Sir William Osler survived his son by only a few years. In October 1919, several months after his seventieth birthday, he developed a respiratory infection--possibly secondary to influenza--which gradually worsened into pneumonia. He died on December 29, 1919. His cremated remains, and those of Lady Osler (who died in 1928), are interred within the Osler Library at McGill University.
Osler published well over 1300 original articles during his career, covering a wide range of medical topics. His earliest were drawn from his natural science and pathology studies, both human and animal. In clinical medicine and public health he wrote about almost everything except gynecology, obstetrics, and surgery: infectious diseases like typhoid, malaria, tuberculosis, and pneumonia; heart diseases, cancers, nervous system diseases, Addison's disease, diabetes, and more. His textbook The Principles and Practice of Medicine went through sixteen editions in fifty-five years. Many of his presentations and addresses on medical history, on medical education, on medicine as a vocation, and as a profession were also published, and later republished as collections.

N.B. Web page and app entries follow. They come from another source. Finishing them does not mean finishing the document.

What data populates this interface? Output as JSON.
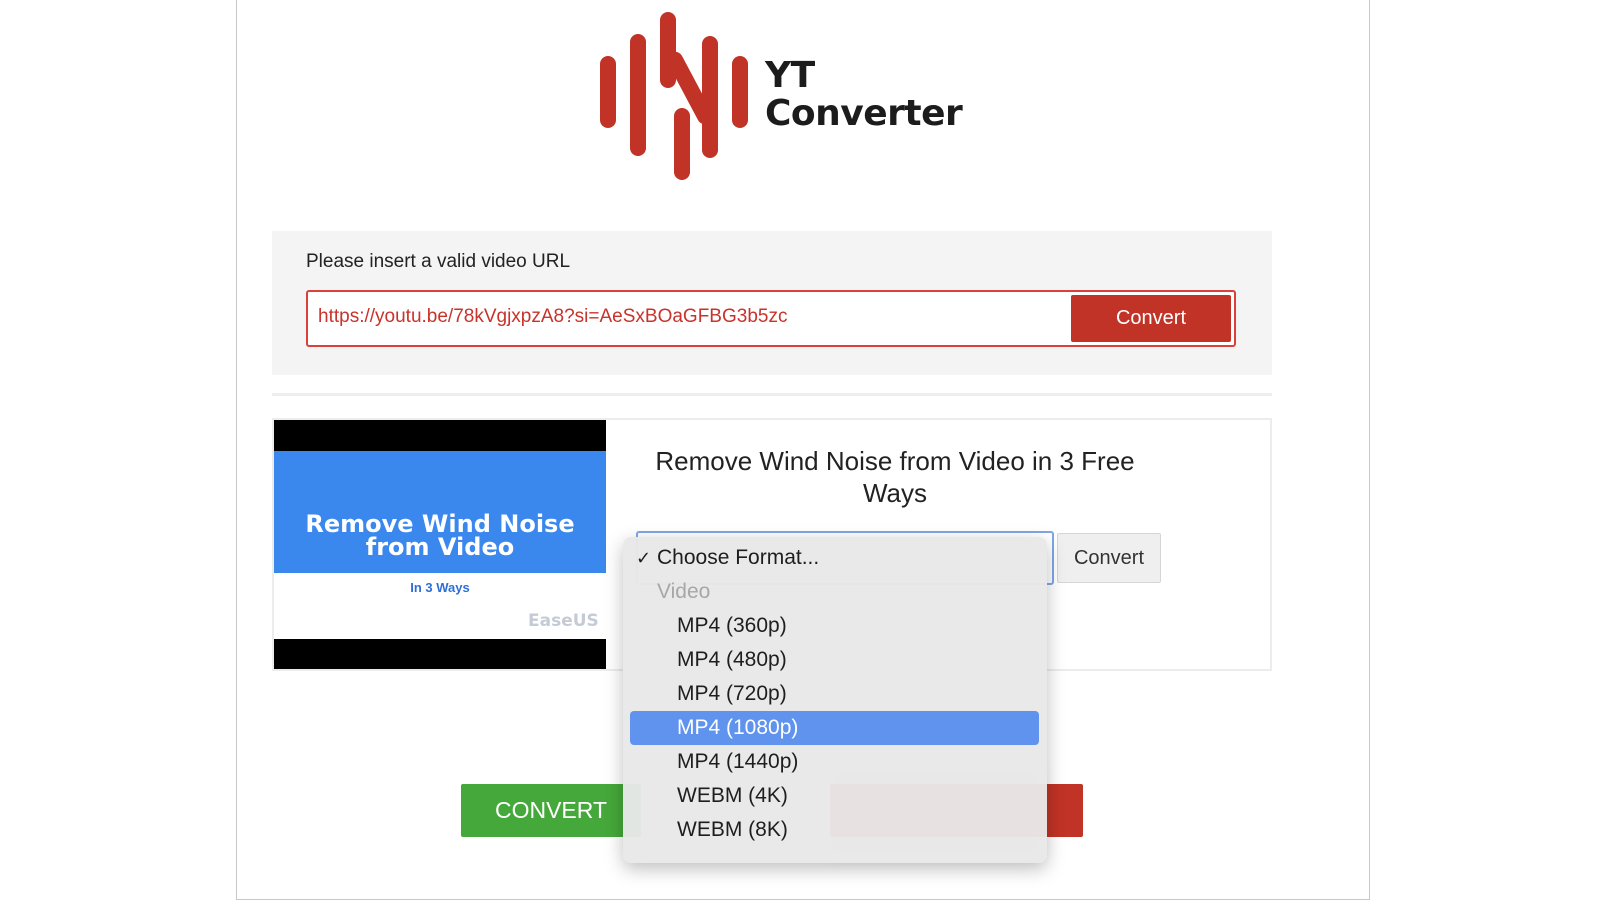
{
  "logo": {
    "line1": "YT",
    "line2": "Converter",
    "color": "#c03326"
  },
  "url_panel": {
    "label": "Please insert a valid video URL",
    "url_value": "https://youtu.be/78kVgjxpzA8?si=AeSxBOaGFBG3b5zc",
    "convert_label": "Convert"
  },
  "result": {
    "thumbnail": {
      "title": "Remove Wind Noise from Video",
      "subtitle": "In 3 Ways",
      "brand": "EaseUS"
    },
    "video_title": "Remove Wind Noise from Video in 3 Free Ways",
    "side_convert_label": "Convert"
  },
  "format_dropdown": {
    "choose": "Choose Format...",
    "group": "Video",
    "options": [
      "MP4 (360p)",
      "MP4 (480p)",
      "MP4 (720p)",
      "MP4 (1080p)",
      "MP4 (1440p)",
      "WEBM (4K)",
      "WEBM (8K)"
    ],
    "selected": "MP4 (1080p)"
  },
  "bottom": {
    "convert_label": "CONVERT"
  },
  "colors": {
    "accent_red": "#c03326",
    "green": "#45a83a",
    "select_blue": "#5f93ee"
  }
}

Throughout his life, Osler was a self-described "bibliomaniac." His early mentors introduced him to a wide range of subjects and authors, both contemporary and historical, conveying their great enjoyment of these. Osler regarded himself as a lifelong student, and believed that broad and constant learning was a fundamental part of a life in medicine. Likewise, he believed that good libraries--including current literature and historical works--were essential to medical schools and to medical associations. An avid book collector with a large personal library, Osler took a keen interest in building the collections of the Johns Hopkins medical library and that of the Maryland State Medical Society, among many others. He helped to found the Association of Medical Librarians (now the Medical Library Association) in 1898, and served as its president from 1901-1904. Most of his own library, nearly eight thousand volumes, he left to McGill University, where it became the foundation of the Osler Library of the History of Medicine, opened in 1929.
Osler received many awards and honors during his career. He was elected to the Royal College of Physicians in 1878, elected to the Royal Society of London in 1898, and was made a baronet by King George V in 1911. Besides these were honorary doctorates from McGill University in 1895, the University of Edinburgh in 1898, the University of Toronto in 1899, Harvard and Oxford in 1904, and Johns Hopkins in 1905. Osler also identified a number of diagnostic signs, diseases and syndromes that now carry his name.
Much has been written about Sir William Osler, including two full-length biographies. For many years after his death, those he trained, worked with, and mentored wrote memoirs and reminisced about the great clinician. Perhaps the most striking thing about these accounts is that they often focus not on Osler's research or therapeutic or intellectual innovations, but on his character, his life philosophy, his example as a teacher, physician, and human being. Osler once said, "I desire no other epitaph than the statement that I taught medical students in the wards, as I regard this as by far the most useful and important work I have been called upon to do." For many, he is still the epitome of the physician as humanist.